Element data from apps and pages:
************
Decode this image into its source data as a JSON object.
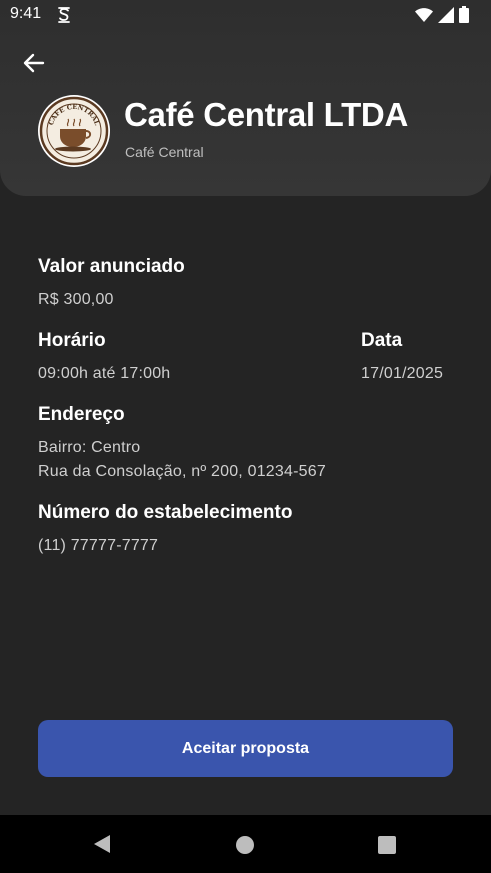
{
  "status_bar": {
    "time": "9:41"
  },
  "header": {
    "title": "Café Central LTDA",
    "subtitle": "Café Central",
    "logo_text": "CAFE CENTRAL"
  },
  "details": {
    "value_label": "Valor anunciado",
    "value": "R$ 300,00",
    "schedule_label": "Horário",
    "schedule": "09:00h até 17:00h",
    "date_label": "Data",
    "date": "17/01/2025",
    "address_label": "Endereço",
    "address_line1": "Bairro: Centro",
    "address_line2": "Rua da Consolação, nº 200, 01234-567",
    "phone_label": "Número do estabelecimento",
    "phone": "(11) 77777-7777"
  },
  "actions": {
    "accept_label": "Aceitar proposta"
  },
  "icons": {
    "back": "arrow-left-icon",
    "wifi": "wifi-icon",
    "signal": "cell-signal-icon",
    "battery": "battery-icon",
    "nav_back": "triangle-back-icon",
    "nav_home": "circle-home-icon",
    "nav_recents": "square-recents-icon"
  },
  "colors": {
    "background": "#242424",
    "header": "#333333",
    "accent_button": "#3a55ad"
  }
}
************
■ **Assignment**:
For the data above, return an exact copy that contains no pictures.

■ **Exercise result**:
Decode this image into its source data as a JSON object.
{
  "status_bar": {
    "time": "9:41"
  },
  "header": {
    "title": "Café Central LTDA",
    "subtitle": "Café Central",
    "logo_text": "CAFE CENTRAL"
  },
  "details": {
    "value_label": "Valor anunciado",
    "value": "R$ 300,00",
    "schedule_label": "Horário",
    "schedule": "09:00h até 17:00h",
    "date_label": "Data",
    "date": "17/01/2025",
    "address_label": "Endereço",
    "address_line1": "Bairro: Centro",
    "address_line2": "Rua da Consolação, nº 200, 01234-567",
    "phone_label": "Número do estabelecimento",
    "phone": "(11) 77777-7777"
  },
  "actions": {
    "accept_label": "Aceitar proposta"
  },
  "icons": {
    "back": "arrow-left-icon",
    "wifi": "wifi-icon",
    "signal": "cell-signal-icon",
    "battery": "battery-icon",
    "nav_back": "triangle-back-icon",
    "nav_home": "circle-home-icon",
    "nav_recents": "square-recents-icon"
  },
  "colors": {
    "background": "#242424",
    "header": "#333333",
    "accent_button": "#3a55ad"
  }
}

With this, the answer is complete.